14 Dec 2017
Optical material is isotopically pure hexagonal boron nitride, which resolves details as small as a virus.Vanderbilt University, in Nashville, TN, USA.
Making lenses like this has been enabled by improvement in the quality of an optical material used in hyperlensing, a method of creating lenses that can resolve objects much smaller than the wavelength of light.
The achievement was reported by a team of researchers led by Joshua Caldwell, associate professor of mechanical engineering at Vanderbilt, in Nature Materials.
The optical material involved is hexagonal boron nitride (hBN), a natural crystal, which has hyperlensing properties. The best previously reported lens resolution using hBN was an object about 36 times smaller than the infrared wavelength used, equivalent to the size of the smallest bacteria. The Nature Materials paper describes improvements in the quality of the crystal that enhance its potential imaging capability by about a factor of ten.
The researchers achieved this enhancement by making hBN crystals using isotopically-purified boron. Natural boron contains two isotopes that differ in weight by about 10 percent, a combination that significantly degrades the crystal’s optical properties in the infrared.
“We have demonstrated that the inherent efficiency limitations of hyperlenses can be overcome through isotopic engineering,” said team member Alexander Giles, research physicist at the the U.S. Naval Research Laboratory. “Controlling and manipulating light at nanoscale dimensions is notoriously difficult and inefficient. Our work provides a new path forward for the next generation of materials and devices.”
Researchers from the University of California, San Diego, Kansas State University, Oak Ridge National Laboratory and Columbia University also contributed to the Vanderbilt study.
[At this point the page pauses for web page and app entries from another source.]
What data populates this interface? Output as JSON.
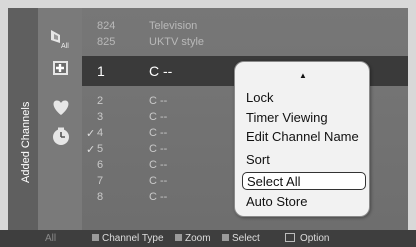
{
  "side_tab": {
    "label": "Added Channels"
  },
  "categories": [
    {
      "name": "all-channels-icon",
      "badge": "All"
    },
    {
      "name": "added-channels-icon",
      "badge": ""
    },
    {
      "name": "favorite-icon",
      "badge": ""
    },
    {
      "name": "timer-clock-icon",
      "badge": ""
    }
  ],
  "channels": [
    {
      "check": "",
      "number": "824",
      "name": "Television"
    },
    {
      "check": "",
      "number": "825",
      "name": "UKTV style"
    },
    {
      "check": "",
      "number": "1",
      "name": "C --"
    },
    {
      "check": "",
      "number": "2",
      "name": "C --"
    },
    {
      "check": "",
      "number": "3",
      "name": "C --"
    },
    {
      "check": "✓",
      "number": "4",
      "name": "C --"
    },
    {
      "check": "✓",
      "number": "5",
      "name": "C --"
    },
    {
      "check": "",
      "number": "6",
      "name": "C --"
    },
    {
      "check": "",
      "number": "7",
      "name": "C --"
    },
    {
      "check": "",
      "number": "8",
      "name": "C --"
    }
  ],
  "popup": {
    "scroll_up": "▲",
    "items": [
      "Lock",
      "Timer Viewing",
      "Edit Channel Name",
      "Sort",
      "Select All",
      "Auto Store"
    ],
    "active_index": 4
  },
  "footer": {
    "all_label": "All",
    "channel_type": "Channel Type",
    "zoom": "Zoom",
    "select": "Select",
    "option": "Option"
  }
}
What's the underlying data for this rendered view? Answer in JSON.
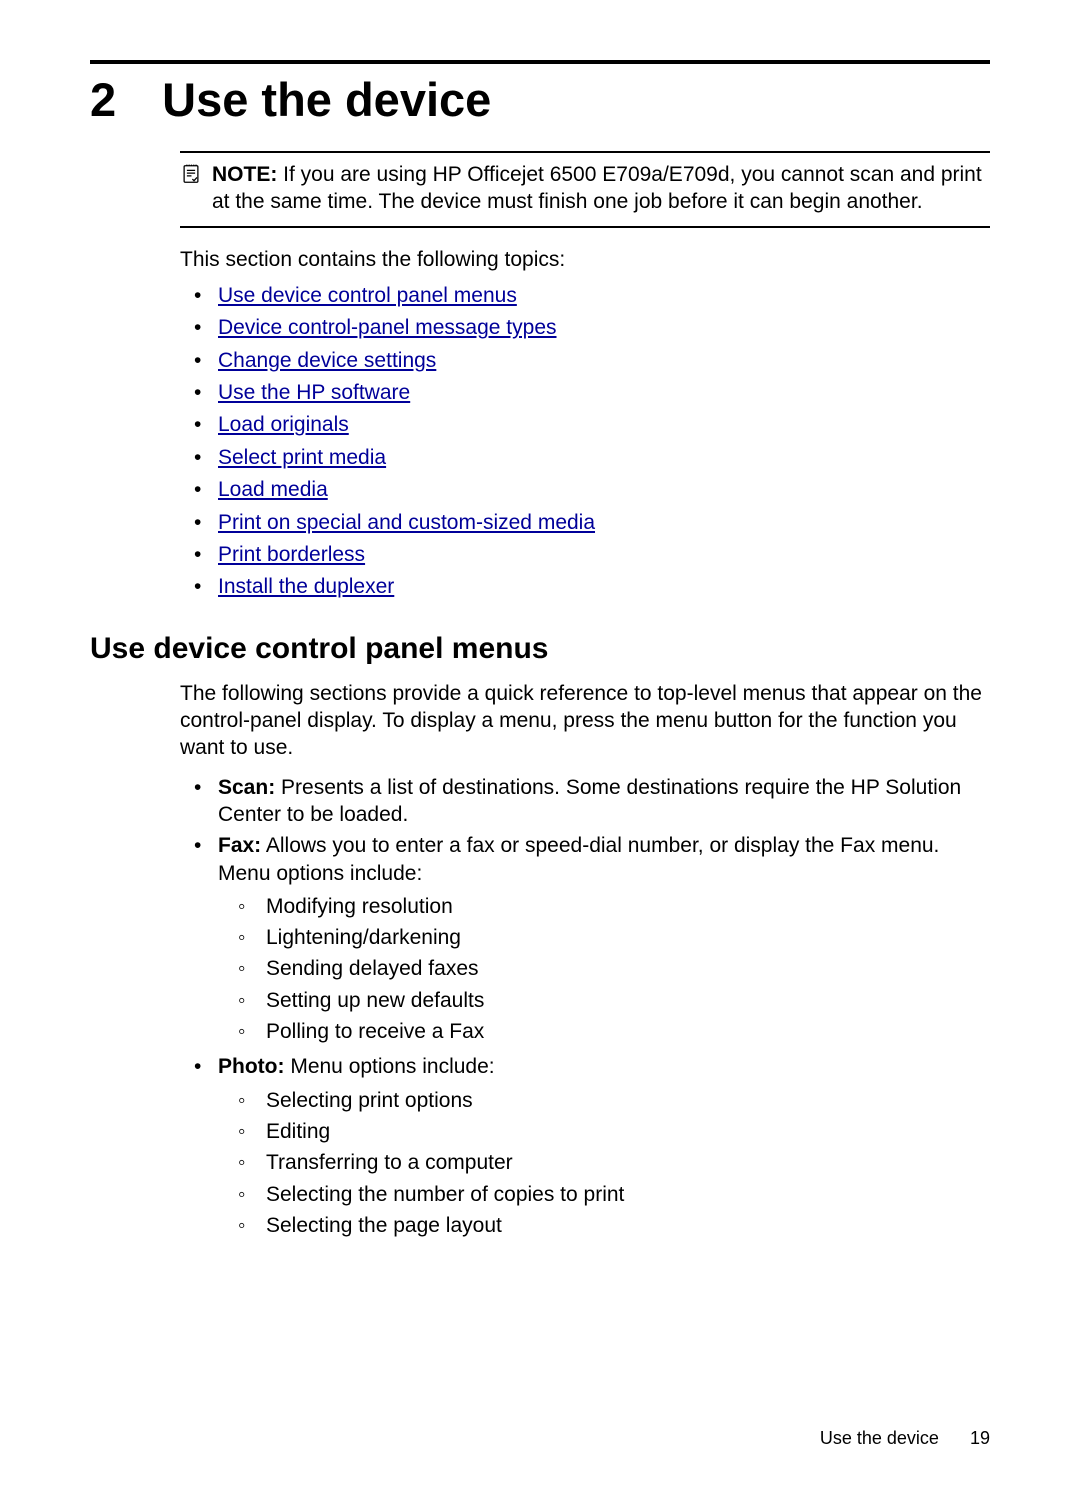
{
  "chapter": {
    "number": "2",
    "title": "Use the device"
  },
  "note": {
    "label": "NOTE:",
    "text": "If you are using HP Officejet 6500 E709a/E709d, you cannot scan and print at the same time. The device must finish one job before it can begin another."
  },
  "intro": "This section contains the following topics:",
  "toc_links": [
    "Use device control panel menus",
    "Device control-panel message types",
    "Change device settings",
    "Use the HP software",
    "Load originals",
    "Select print media",
    "Load media",
    "Print on special and custom-sized media",
    "Print borderless",
    "Install the duplexer"
  ],
  "section": {
    "title": "Use device control panel menus",
    "para": "The following sections provide a quick reference to top-level menus that appear on the control-panel display. To display a menu, press the menu button for the function you want to use.",
    "items": [
      {
        "lead": "Scan:",
        "text": "Presents a list of destinations. Some destinations require the HP Solution Center to be loaded.",
        "sub": []
      },
      {
        "lead": "Fax:",
        "text": "Allows you to enter a fax or speed-dial number, or display the Fax menu. Menu options include:",
        "sub": [
          "Modifying resolution",
          "Lightening/darkening",
          "Sending delayed faxes",
          "Setting up new defaults",
          "Polling to receive a Fax"
        ]
      },
      {
        "lead": "Photo:",
        "text": "Menu options include:",
        "sub": [
          "Selecting print options",
          "Editing",
          "Transferring to a computer",
          "Selecting the number of copies to print",
          "Selecting the page layout"
        ]
      }
    ]
  },
  "footer": {
    "title": "Use the device",
    "page": "19"
  }
}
The researchers calculate that a lens made from their purified crystal can in principle capture images of objects as small as 30 nm in size.
The primary reason for developing hyperlenses such as this, is the prospect that they can provide such highly detailed images of living cells in their natural environments using low-energy light that does not harm them. In addition, using infrared light to perform the imaging can also provide spectroscopic information about the objects it images, providing a means to fingerprint the material.
Vanderbilt comments that these capabilities could have a significant impact on biological and medical science. The technology also has potential applications in communications and nanoscale optical components.
At the infrared wavelengths used in this reported experiment, the diffraction limit is about 3,250 nm. This limit can be surpassed by using hBN due to its ability to support surface phonon polaritons – hybrid particles made up of photons coupling with vibrating, charged atoms in a crystal – which have wavelengths much shorter than the incident light.
In the past, a problem with using polaritons in this fashion has been the rapidity with which they dissipate. By using hBN crystals made from 99 percent isotopically pure boron, the researchers have measured a dramatic reduction in optical losses compared to natural crystals, increasing the polariton’s lifetime three-fold, which allows them to travel triple the distance. This improvement translates into a significant improvement in imaging resolution. The researchers’ theoretical analysis suggests that another factor of ten improvement is possible.
“Currently, we have been testing very small flakes of purified hBN,” said Caldwell. “We think that we will see even further improvements with larger crystals.”